─── AVAILABLE DATA ───

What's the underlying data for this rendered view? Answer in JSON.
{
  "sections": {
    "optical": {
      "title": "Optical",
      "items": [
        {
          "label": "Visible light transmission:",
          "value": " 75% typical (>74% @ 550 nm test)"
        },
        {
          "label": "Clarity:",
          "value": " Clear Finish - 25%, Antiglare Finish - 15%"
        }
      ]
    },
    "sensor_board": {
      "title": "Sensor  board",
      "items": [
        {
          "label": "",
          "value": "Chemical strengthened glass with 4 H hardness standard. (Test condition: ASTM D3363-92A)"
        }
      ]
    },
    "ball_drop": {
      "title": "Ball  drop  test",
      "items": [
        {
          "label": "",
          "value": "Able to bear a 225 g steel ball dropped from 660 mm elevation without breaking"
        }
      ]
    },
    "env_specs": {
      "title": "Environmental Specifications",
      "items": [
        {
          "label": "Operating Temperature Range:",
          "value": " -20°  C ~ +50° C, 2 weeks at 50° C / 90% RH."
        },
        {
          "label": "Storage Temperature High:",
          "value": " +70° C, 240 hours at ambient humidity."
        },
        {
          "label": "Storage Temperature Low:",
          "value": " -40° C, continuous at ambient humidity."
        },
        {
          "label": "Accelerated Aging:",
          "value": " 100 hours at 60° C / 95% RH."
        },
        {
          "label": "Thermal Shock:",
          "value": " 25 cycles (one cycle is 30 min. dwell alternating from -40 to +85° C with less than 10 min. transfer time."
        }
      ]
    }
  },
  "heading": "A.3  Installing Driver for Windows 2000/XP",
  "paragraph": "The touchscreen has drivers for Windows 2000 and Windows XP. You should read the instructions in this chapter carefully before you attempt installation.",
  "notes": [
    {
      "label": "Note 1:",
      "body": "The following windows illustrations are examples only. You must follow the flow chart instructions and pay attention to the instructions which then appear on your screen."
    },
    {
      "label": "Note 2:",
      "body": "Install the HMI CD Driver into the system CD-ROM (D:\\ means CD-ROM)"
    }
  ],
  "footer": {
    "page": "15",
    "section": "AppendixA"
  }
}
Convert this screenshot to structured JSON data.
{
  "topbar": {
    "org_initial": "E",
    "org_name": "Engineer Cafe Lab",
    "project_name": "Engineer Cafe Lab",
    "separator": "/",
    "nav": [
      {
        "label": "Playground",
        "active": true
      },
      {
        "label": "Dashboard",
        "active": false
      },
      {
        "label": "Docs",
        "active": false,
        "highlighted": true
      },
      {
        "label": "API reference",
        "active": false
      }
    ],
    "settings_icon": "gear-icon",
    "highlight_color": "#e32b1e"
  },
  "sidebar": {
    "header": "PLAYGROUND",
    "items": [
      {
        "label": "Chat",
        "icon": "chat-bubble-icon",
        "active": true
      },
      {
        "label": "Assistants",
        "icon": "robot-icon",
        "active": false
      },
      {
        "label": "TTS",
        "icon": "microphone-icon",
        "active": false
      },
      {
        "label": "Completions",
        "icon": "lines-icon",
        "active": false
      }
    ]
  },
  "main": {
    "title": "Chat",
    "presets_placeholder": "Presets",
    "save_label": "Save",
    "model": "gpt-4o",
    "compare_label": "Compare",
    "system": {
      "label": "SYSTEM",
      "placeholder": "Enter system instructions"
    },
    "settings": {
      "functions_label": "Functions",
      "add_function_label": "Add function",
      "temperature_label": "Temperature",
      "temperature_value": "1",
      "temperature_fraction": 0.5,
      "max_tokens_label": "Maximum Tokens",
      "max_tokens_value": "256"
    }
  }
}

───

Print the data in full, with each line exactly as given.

What's the underlying data for this rendered view? Answer in JSON.
{
  "sections": {
    "optical": {
      "title": "Optical",
      "items": [
        {
          "label": "Visible light transmission:",
          "value": " 75% typical (>74% @ 550 nm test)"
        },
        {
          "label": "Clarity:",
          "value": " Clear Finish - 25%, Antiglare Finish - 15%"
        }
      ]
    },
    "sensor_board": {
      "title": "Sensor  board",
      "items": [
        {
          "label": "",
          "value": "Chemical strengthened glass with 4 H hardness standard. (Test condition: ASTM D3363-92A)"
        }
      ]
    },
    "ball_drop": {
      "title": "Ball  drop  test",
      "items": [
        {
          "label": "",
          "value": "Able to bear a 225 g steel ball dropped from 660 mm elevation without breaking"
        }
      ]
    },
    "env_specs": {
      "title": "Environmental Specifications",
      "items": [
        {
          "label": "Operating Temperature Range:",
          "value": " -20°  C ~ +50° C, 2 weeks at 50° C / 90% RH."
        },
        {
          "label": "Storage Temperature High:",
          "value": " +70° C, 240 hours at ambient humidity."
        },
        {
          "label": "Storage Temperature Low:",
          "value": " -40° C, continuous at ambient humidity."
        },
        {
          "label": "Accelerated Aging:",
          "value": " 100 hours at 60° C / 95% RH."
        },
        {
          "label": "Thermal Shock:",
          "value": " 25 cycles (one cycle is 30 min. dwell alternating from -40 to +85° C with less than 10 min. transfer time."
        }
      ]
    }
  },
  "heading": "A.3  Installing Driver for Windows 2000/XP",
  "paragraph": "The touchscreen has drivers for Windows 2000 and Windows XP. You should read the instructions in this chapter carefully before you attempt installation.",
  "notes": [
    {
      "label": "Note 1:",
      "body": "The following windows illustrations are examples only. You must follow the flow chart instructions and pay attention to the instructions which then appear on your screen."
    },
    {
      "label": "Note 2:",
      "body": "Install the HMI CD Driver into the system CD-ROM (D:\\ means CD-ROM)"
    }
  ],
  "footer": {
    "page": "15",
    "section": "AppendixA"
  }
}
Convert this screenshot to structured JSON data.
{
  "topbar": {
    "org_initial": "E",
    "org_name": "Engineer Cafe Lab",
    "project_name": "Engineer Cafe Lab",
    "separator": "/",
    "nav": [
      {
        "label": "Playground",
        "active": true
      },
      {
        "label": "Dashboard",
        "active": false
      },
      {
        "label": "Docs",
        "active": false,
        "highlighted": true
      },
      {
        "label": "API reference",
        "active": false
      }
    ],
    "settings_icon": "gear-icon",
    "highlight_color": "#e32b1e"
  },
  "sidebar": {
    "header": "PLAYGROUND",
    "items": [
      {
        "label": "Chat",
        "icon": "chat-bubble-icon",
        "active": true
      },
      {
        "label": "Assistants",
        "icon": "robot-icon",
        "active": false
      },
      {
        "label": "TTS",
        "icon": "microphone-icon",
        "active": false
      },
      {
        "label": "Completions",
        "icon": "lines-icon",
        "active": false
      }
    ]
  },
  "main": {
    "title": "Chat",
    "presets_placeholder": "Presets",
    "save_label": "Save",
    "model": "gpt-4o",
    "compare_label": "Compare",
    "system": {
      "label": "SYSTEM",
      "placeholder": "Enter system instructions"
    },
    "settings": {
      "functions_label": "Functions",
      "add_function_label": "Add function",
      "temperature_label": "Temperature",
      "temperature_value": "1",
      "temperature_fraction": 0.5,
      "max_tokens_label": "Maximum Tokens",
      "max_tokens_value": "256"
    }
  }
}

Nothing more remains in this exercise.